Black Manifesto Challenged by Dr. McIntire in Abington
From the Philadelphia Bulletin of July 21, 1969
By Betty Medsger
Of the Bulletin Staff
The Rev. Dr. Carl McIntire stood in the rain yesterday in front of the Abington Presbyterian Church and declared that the mainstream churches of the nation should pay $3 billion in reparations to the "Bible-believing Christians."
Refused permission to read his "Christian Manifesto" at the 10 o'clock worship service, Dr. McIntire taped a copy of the Manifesto to the outside of the church. He then went to a cluster of trees and surrounded by about 150 of his followers, read the document aloud.
The Collingswood , N.J., fundamentalist leader, said his Manifesto is meant as a "challenge" to the Black Manifesto, which seeks $500 million in reparations from the nation's churches and synagogues for racial injustices.
Dr. McIntire said he wants the bulk of the reparations to go to his International Council of Christian Churches, of which he is president.
Earlier last week, Dr. McIntire had been refused permission by the church's officials to read his manifesto. He is request followed remarks made in worship service at the church of previous Sunday by Muhammed Kenyatta, Pennsylvania director of the National Black Economic Development COnference.
Kenyatta had received permission from church officials to explain the NBEDC's campaign.
Among the demands in the Christian Manifesto of Dr. McINtire is one calling for $300 million to "inform all the Negroes who have been misled by false accusations of racism and the nature of Christian brotherhood."
'Book of Freedom'
These funds, say the Christian Manifesto,should go to the fundamentalist Negro churches "separated from the National Council of Churches and the World Council of Churches."
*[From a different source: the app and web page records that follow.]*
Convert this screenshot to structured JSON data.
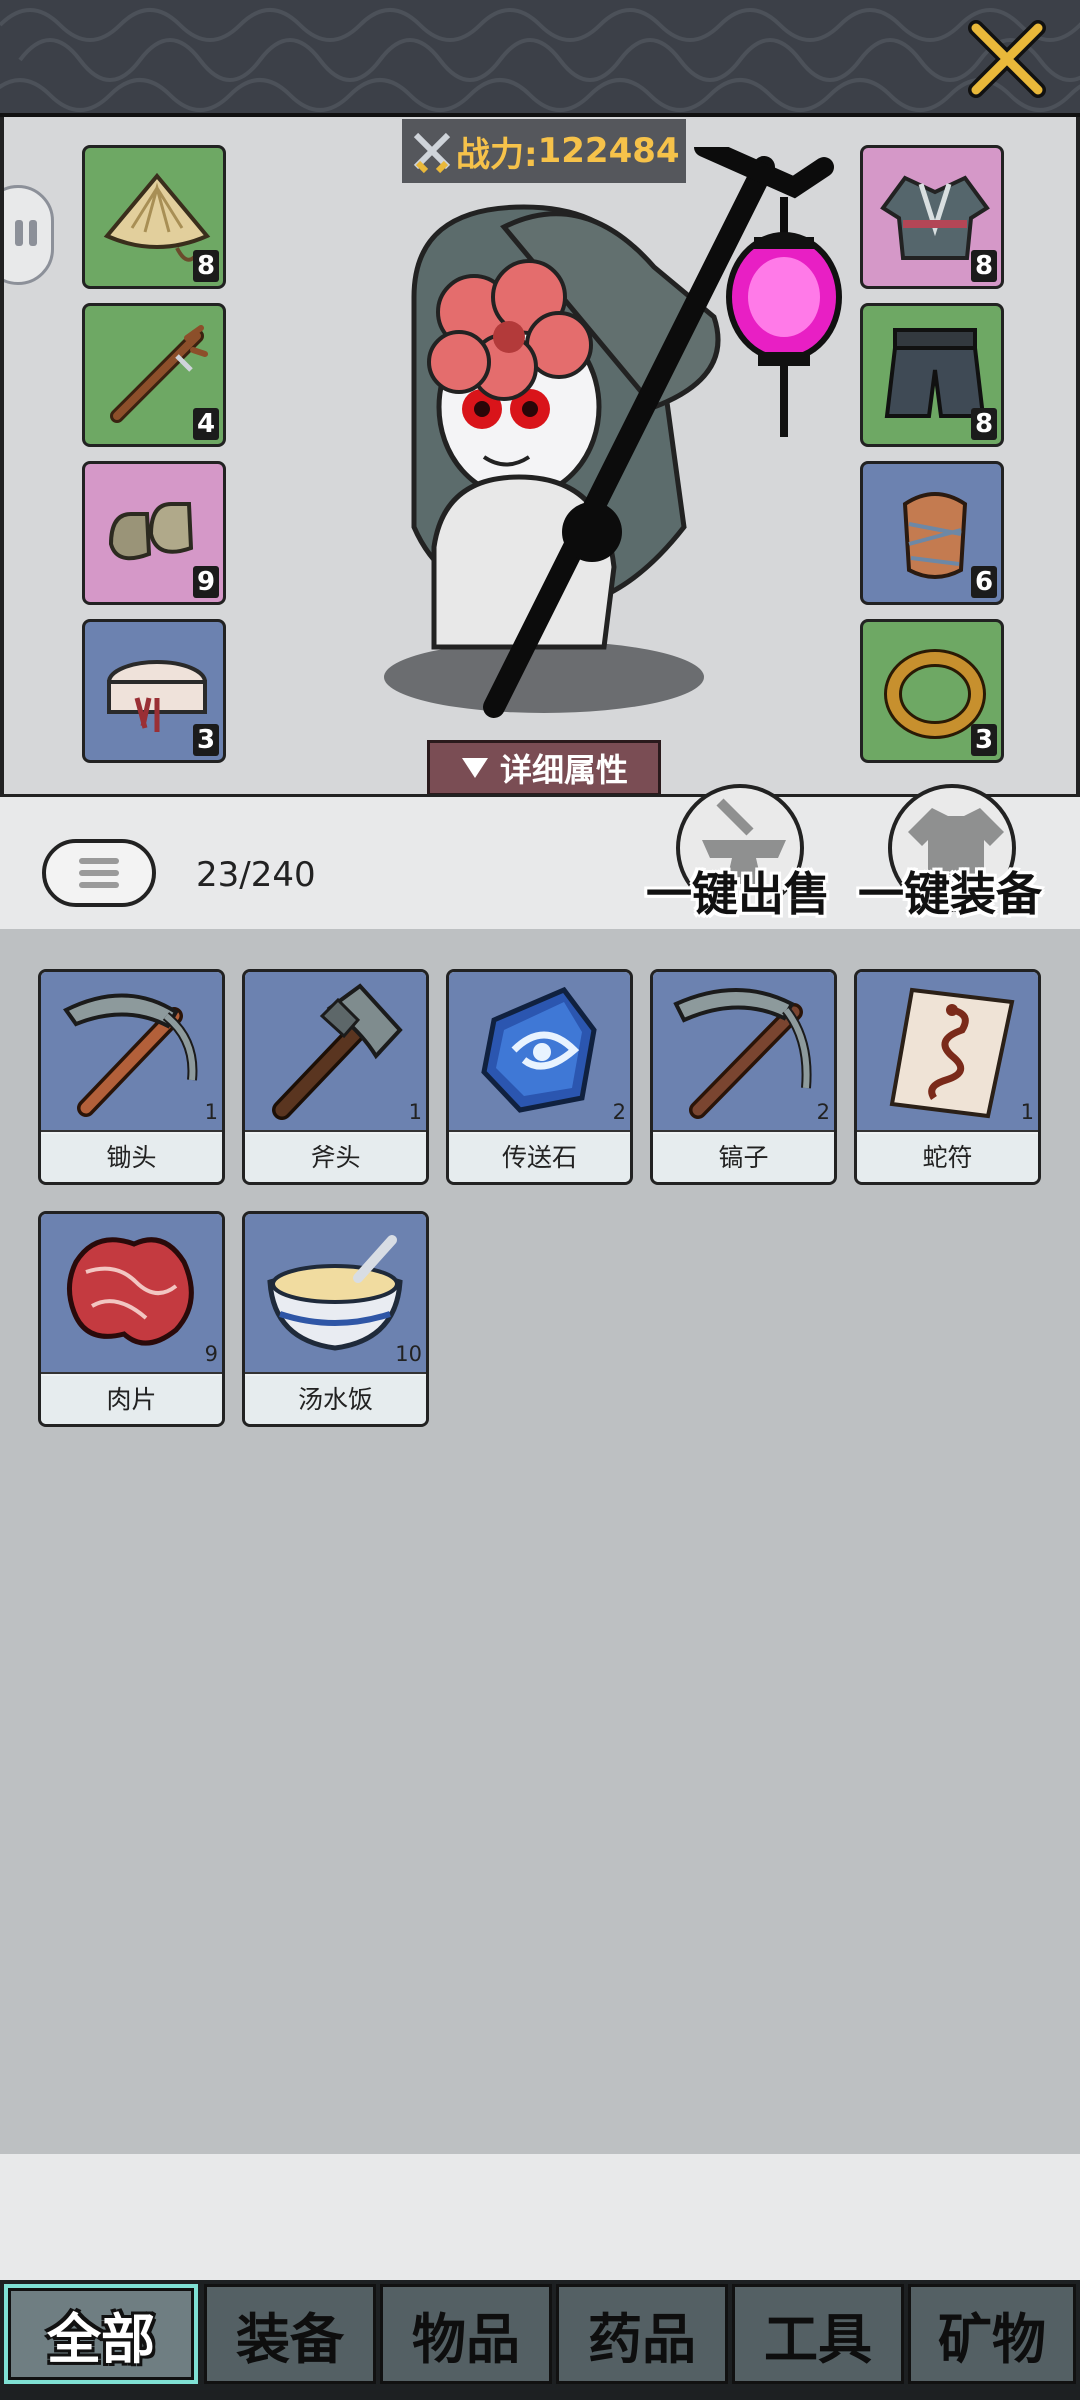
{
  "header": {
    "close_icon": "crossed-swords-close-icon"
  },
  "character": {
    "power_label": "战力:",
    "power_value": "122484",
    "detail_button": "详细属性",
    "left_slots": [
      {
        "name": "bamboo-hat",
        "level": "8",
        "color": "green"
      },
      {
        "name": "staff",
        "level": "4",
        "color": "green"
      },
      {
        "name": "boots",
        "level": "9",
        "color": "pink"
      },
      {
        "name": "belt",
        "level": "3",
        "color": "blue"
      }
    ],
    "right_slots": [
      {
        "name": "robe",
        "level": "8",
        "color": "pink"
      },
      {
        "name": "pants",
        "level": "8",
        "color": "green"
      },
      {
        "name": "bracer",
        "level": "6",
        "color": "blue"
      },
      {
        "name": "ring",
        "level": "3",
        "color": "green"
      }
    ]
  },
  "toolbar": {
    "capacity": "23/240",
    "sell_all": "一键出售",
    "equip_all": "一键装备"
  },
  "inventory": [
    {
      "name": "锄头",
      "qty": "1",
      "icon": "hoe-icon"
    },
    {
      "name": "斧头",
      "qty": "1",
      "icon": "axe-icon"
    },
    {
      "name": "传送石",
      "qty": "2",
      "icon": "teleport-stone-icon"
    },
    {
      "name": "镐子",
      "qty": "2",
      "icon": "pickaxe-icon"
    },
    {
      "name": "蛇符",
      "qty": "1",
      "icon": "snake-talisman-icon"
    },
    {
      "name": "肉片",
      "qty": "9",
      "icon": "meat-icon"
    },
    {
      "name": "汤水饭",
      "qty": "10",
      "icon": "soup-rice-icon"
    }
  ],
  "tabs": [
    "全部",
    "装备",
    "物品",
    "药品",
    "工具",
    "矿物"
  ],
  "active_tab": "全部"
}
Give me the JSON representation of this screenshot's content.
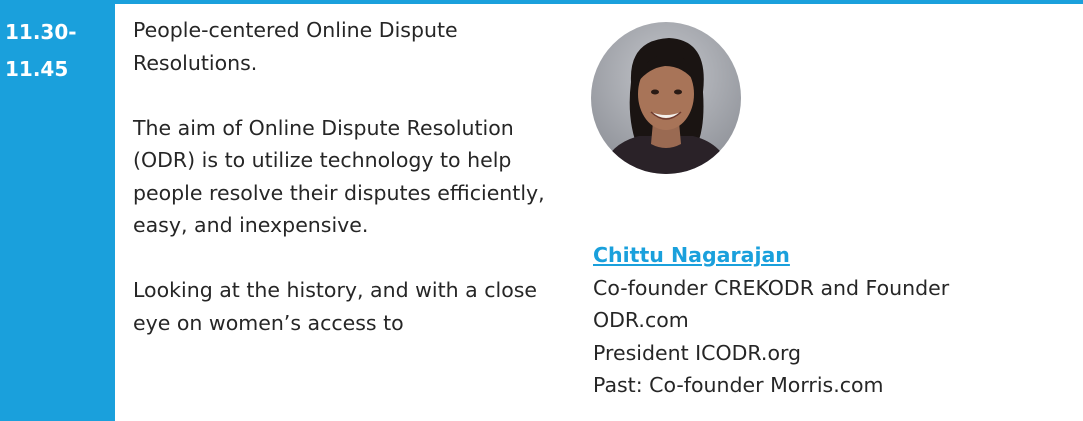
{
  "session": {
    "time_start": "11.30-",
    "time_end": "11.45"
  },
  "description": {
    "paragraphs": [
      "People-centered Online Dispute Resolutions.",
      "The aim of Online Dispute Resolution (ODR) is to utilize technology to help people resolve their disputes efficiently, easy, and inexpensive.",
      "Looking at the history, and with a close eye on women’s access to"
    ]
  },
  "speaker": {
    "photo_icon": "speaker-portrait",
    "name": "Chittu Nagarajan",
    "lines": [
      "Co-founder CREKODR and Founder",
      "ODR.com",
      "President ICODR.org",
      "Past: Co-founder Morris.com"
    ]
  },
  "colors": {
    "accent": "#1aa0dc",
    "text": "#262626"
  }
}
They should be used "to persuade the Negroes in the United States and the world that their first need is Jesus Christ as presented in his Gospel and the BIble is the book of their freedom."
When Dr. McIntire appeared at the front entrance of the church yesterday at 9:52, he was met by Lowell A. Reed, a member of the session of the church.
After being informed that his request to read the Manifesto had been declined, Dr. McIntire twice asked if the session would reconsider its decisions. Reed said it would not. He welcomed Dr. McIntire as a worshiper, but said he was not welcome to read his Manifesto during the worship service.
Endorsed by Two Negroes
Dr. McIntire said he intends to present the Christian Manifesto everywhere the Black Manifesto is presented.
Prior to reading his Manifesto, Dr. McIntire asked two black men to endorse it. They were the Rev. K.L. Nasir, of Pakistan, and the Rev. Aaron Dumas, of Jamaica. Mr. Dumas said he plans to "work with Negroes in Washington, D.C., for Dr. McIntire."
Dr. McIntire said he thinks the men who built most of the churches and church-related institutions in America "thought like I do." Therefore, he reasoned yesterday, "we should get these buildings back."
In particular, he wants Princeton Theological Seminary, Princeton, N.J.; Drew University, Madison, N.J.; Colgate-Rochester Divinity School, New York; Southern Methodist University, Dallas; and Emory University, Atlanta.
Among the demands of the Christian Manifesto are:
- One billion dollars to be used for "evangelizing the nations and $500 million for the erection of hospitals in which the Gospel of Christ be presented..."
- $30 million for 18 publishing and printing centers in the United States and abroad to "deliver the nations from teh Communist deceptions and totalitarian powers."
- $250 million for audio-visual networks in Detroit, Chicago, Cleveland, and Washington to be "an alternative to their false racist propaganda."
'Voice of Hell'
To Dr. McIntire, the Black Manifesto is the voice of hell," he said, "not the fruit of the spirit. it is the evidence of Communist participation in the internal life of the church."
Abington and Philadelphia police as well as State Police were outside the church during and after Dr. McIntire's presentation.
The service progressed as usual inside the building. The taped copy of the Manifesto soon disappeared from its position on the inside of the front door.